= DATA RECORDS =
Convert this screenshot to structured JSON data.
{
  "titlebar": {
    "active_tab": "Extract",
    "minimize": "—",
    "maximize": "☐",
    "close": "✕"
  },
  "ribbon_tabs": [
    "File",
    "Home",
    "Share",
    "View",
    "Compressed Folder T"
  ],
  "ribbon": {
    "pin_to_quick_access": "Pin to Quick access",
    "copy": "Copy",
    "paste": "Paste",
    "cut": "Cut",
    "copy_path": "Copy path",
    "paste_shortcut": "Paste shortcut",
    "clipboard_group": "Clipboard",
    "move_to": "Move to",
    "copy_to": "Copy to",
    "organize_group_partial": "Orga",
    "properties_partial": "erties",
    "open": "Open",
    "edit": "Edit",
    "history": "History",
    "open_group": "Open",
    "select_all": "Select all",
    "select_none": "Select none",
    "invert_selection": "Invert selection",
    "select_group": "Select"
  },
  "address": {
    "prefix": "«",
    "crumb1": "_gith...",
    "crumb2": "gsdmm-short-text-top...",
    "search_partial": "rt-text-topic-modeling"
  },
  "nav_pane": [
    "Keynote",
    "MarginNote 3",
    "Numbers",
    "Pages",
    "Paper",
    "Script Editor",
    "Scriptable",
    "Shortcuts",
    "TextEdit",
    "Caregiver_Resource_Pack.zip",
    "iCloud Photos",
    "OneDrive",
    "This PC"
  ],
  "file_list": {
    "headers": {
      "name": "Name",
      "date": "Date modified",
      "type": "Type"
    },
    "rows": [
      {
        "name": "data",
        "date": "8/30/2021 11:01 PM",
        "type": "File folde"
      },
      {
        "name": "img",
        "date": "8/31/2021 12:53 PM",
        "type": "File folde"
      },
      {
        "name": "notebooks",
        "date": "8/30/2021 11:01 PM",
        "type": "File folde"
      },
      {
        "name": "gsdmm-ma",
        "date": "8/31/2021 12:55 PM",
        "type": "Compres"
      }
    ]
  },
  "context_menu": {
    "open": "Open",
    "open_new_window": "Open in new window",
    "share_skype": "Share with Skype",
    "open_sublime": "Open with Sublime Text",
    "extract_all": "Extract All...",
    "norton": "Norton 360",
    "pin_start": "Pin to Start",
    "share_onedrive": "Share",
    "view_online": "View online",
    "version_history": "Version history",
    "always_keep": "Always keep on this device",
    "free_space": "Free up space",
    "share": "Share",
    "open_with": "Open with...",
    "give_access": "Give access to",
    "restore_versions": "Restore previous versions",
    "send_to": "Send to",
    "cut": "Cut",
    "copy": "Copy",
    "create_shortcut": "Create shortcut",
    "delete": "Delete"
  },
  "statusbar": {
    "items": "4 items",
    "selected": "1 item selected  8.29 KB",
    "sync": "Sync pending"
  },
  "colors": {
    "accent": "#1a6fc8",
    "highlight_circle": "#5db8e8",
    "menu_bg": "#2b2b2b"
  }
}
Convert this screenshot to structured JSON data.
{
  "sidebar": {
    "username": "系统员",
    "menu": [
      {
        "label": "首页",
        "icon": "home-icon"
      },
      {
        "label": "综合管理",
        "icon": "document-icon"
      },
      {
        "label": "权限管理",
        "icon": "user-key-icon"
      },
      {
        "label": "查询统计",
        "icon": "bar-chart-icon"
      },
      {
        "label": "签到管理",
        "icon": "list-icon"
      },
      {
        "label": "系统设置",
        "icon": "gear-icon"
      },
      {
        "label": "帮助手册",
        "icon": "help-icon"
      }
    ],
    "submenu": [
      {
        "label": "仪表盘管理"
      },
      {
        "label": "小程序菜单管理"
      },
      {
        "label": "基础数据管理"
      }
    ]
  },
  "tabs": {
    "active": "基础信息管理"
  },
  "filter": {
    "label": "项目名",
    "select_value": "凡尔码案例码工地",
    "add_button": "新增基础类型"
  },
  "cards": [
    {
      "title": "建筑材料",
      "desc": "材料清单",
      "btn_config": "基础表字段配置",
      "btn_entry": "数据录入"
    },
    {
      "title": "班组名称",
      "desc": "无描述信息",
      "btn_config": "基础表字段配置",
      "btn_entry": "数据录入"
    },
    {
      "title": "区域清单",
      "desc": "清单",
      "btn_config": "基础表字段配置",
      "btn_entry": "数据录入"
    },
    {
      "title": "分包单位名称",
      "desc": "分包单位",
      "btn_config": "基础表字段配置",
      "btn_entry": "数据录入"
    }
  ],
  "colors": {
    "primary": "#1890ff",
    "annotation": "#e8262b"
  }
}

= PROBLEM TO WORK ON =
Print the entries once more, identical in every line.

= WRITTEN ANSWER =
Convert this screenshot to structured JSON data.
{
  "titlebar": {
    "active_tab": "Extract",
    "minimize": "—",
    "maximize": "☐",
    "close": "✕"
  },
  "ribbon_tabs": [
    "File",
    "Home",
    "Share",
    "View",
    "Compressed Folder T"
  ],
  "ribbon": {
    "pin_to_quick_access": "Pin to Quick access",
    "copy": "Copy",
    "paste": "Paste",
    "cut": "Cut",
    "copy_path": "Copy path",
    "paste_shortcut": "Paste shortcut",
    "clipboard_group": "Clipboard",
    "move_to": "Move to",
    "copy_to": "Copy to",
    "organize_group_partial": "Orga",
    "properties_partial": "erties",
    "open": "Open",
    "edit": "Edit",
    "history": "History",
    "open_group": "Open",
    "select_all": "Select all",
    "select_none": "Select none",
    "invert_selection": "Invert selection",
    "select_group": "Select"
  },
  "address": {
    "prefix": "«",
    "crumb1": "_gith...",
    "crumb2": "gsdmm-short-text-top...",
    "search_partial": "rt-text-topic-modeling"
  },
  "nav_pane": [
    "Keynote",
    "MarginNote 3",
    "Numbers",
    "Pages",
    "Paper",
    "Script Editor",
    "Scriptable",
    "Shortcuts",
    "TextEdit",
    "Caregiver_Resource_Pack.zip",
    "iCloud Photos",
    "OneDrive",
    "This PC"
  ],
  "file_list": {
    "headers": {
      "name": "Name",
      "date": "Date modified",
      "type": "Type"
    },
    "rows": [
      {
        "name": "data",
        "date": "8/30/2021 11:01 PM",
        "type": "File folde"
      },
      {
        "name": "img",
        "date": "8/31/2021 12:53 PM",
        "type": "File folde"
      },
      {
        "name": "notebooks",
        "date": "8/30/2021 11:01 PM",
        "type": "File folde"
      },
      {
        "name": "gsdmm-ma",
        "date": "8/31/2021 12:55 PM",
        "type": "Compres"
      }
    ]
  },
  "context_menu": {
    "open": "Open",
    "open_new_window": "Open in new window",
    "share_skype": "Share with Skype",
    "open_sublime": "Open with Sublime Text",
    "extract_all": "Extract All...",
    "norton": "Norton 360",
    "pin_start": "Pin to Start",
    "share_onedrive": "Share",
    "view_online": "View online",
    "version_history": "Version history",
    "always_keep": "Always keep on this device",
    "free_space": "Free up space",
    "share": "Share",
    "open_with": "Open with...",
    "give_access": "Give access to",
    "restore_versions": "Restore previous versions",
    "send_to": "Send to",
    "cut": "Cut",
    "copy": "Copy",
    "create_shortcut": "Create shortcut",
    "delete": "Delete"
  },
  "statusbar": {
    "items": "4 items",
    "selected": "1 item selected  8.29 KB",
    "sync": "Sync pending"
  },
  "colors": {
    "accent": "#1a6fc8",
    "highlight_circle": "#5db8e8",
    "menu_bg": "#2b2b2b"
  }
}
Convert this screenshot to structured JSON data.
{
  "sidebar": {
    "username": "系统员",
    "menu": [
      {
        "label": "首页",
        "icon": "home-icon"
      },
      {
        "label": "综合管理",
        "icon": "document-icon"
      },
      {
        "label": "权限管理",
        "icon": "user-key-icon"
      },
      {
        "label": "查询统计",
        "icon": "bar-chart-icon"
      },
      {
        "label": "签到管理",
        "icon": "list-icon"
      },
      {
        "label": "系统设置",
        "icon": "gear-icon"
      },
      {
        "label": "帮助手册",
        "icon": "help-icon"
      }
    ],
    "submenu": [
      {
        "label": "仪表盘管理"
      },
      {
        "label": "小程序菜单管理"
      },
      {
        "label": "基础数据管理"
      }
    ]
  },
  "tabs": {
    "active": "基础信息管理"
  },
  "filter": {
    "label": "项目名",
    "select_value": "凡尔码案例码工地",
    "add_button": "新增基础类型"
  },
  "cards": [
    {
      "title": "建筑材料",
      "desc": "材料清单",
      "btn_config": "基础表字段配置",
      "btn_entry": "数据录入"
    },
    {
      "title": "班组名称",
      "desc": "无描述信息",
      "btn_config": "基础表字段配置",
      "btn_entry": "数据录入"
    },
    {
      "title": "区域清单",
      "desc": "清单",
      "btn_config": "基础表字段配置",
      "btn_entry": "数据录入"
    },
    {
      "title": "分包单位名称",
      "desc": "分包单位",
      "btn_config": "基础表字段配置",
      "btn_entry": "数据录入"
    }
  ],
  "colors": {
    "primary": "#1890ff",
    "annotation": "#e8262b"
  }
}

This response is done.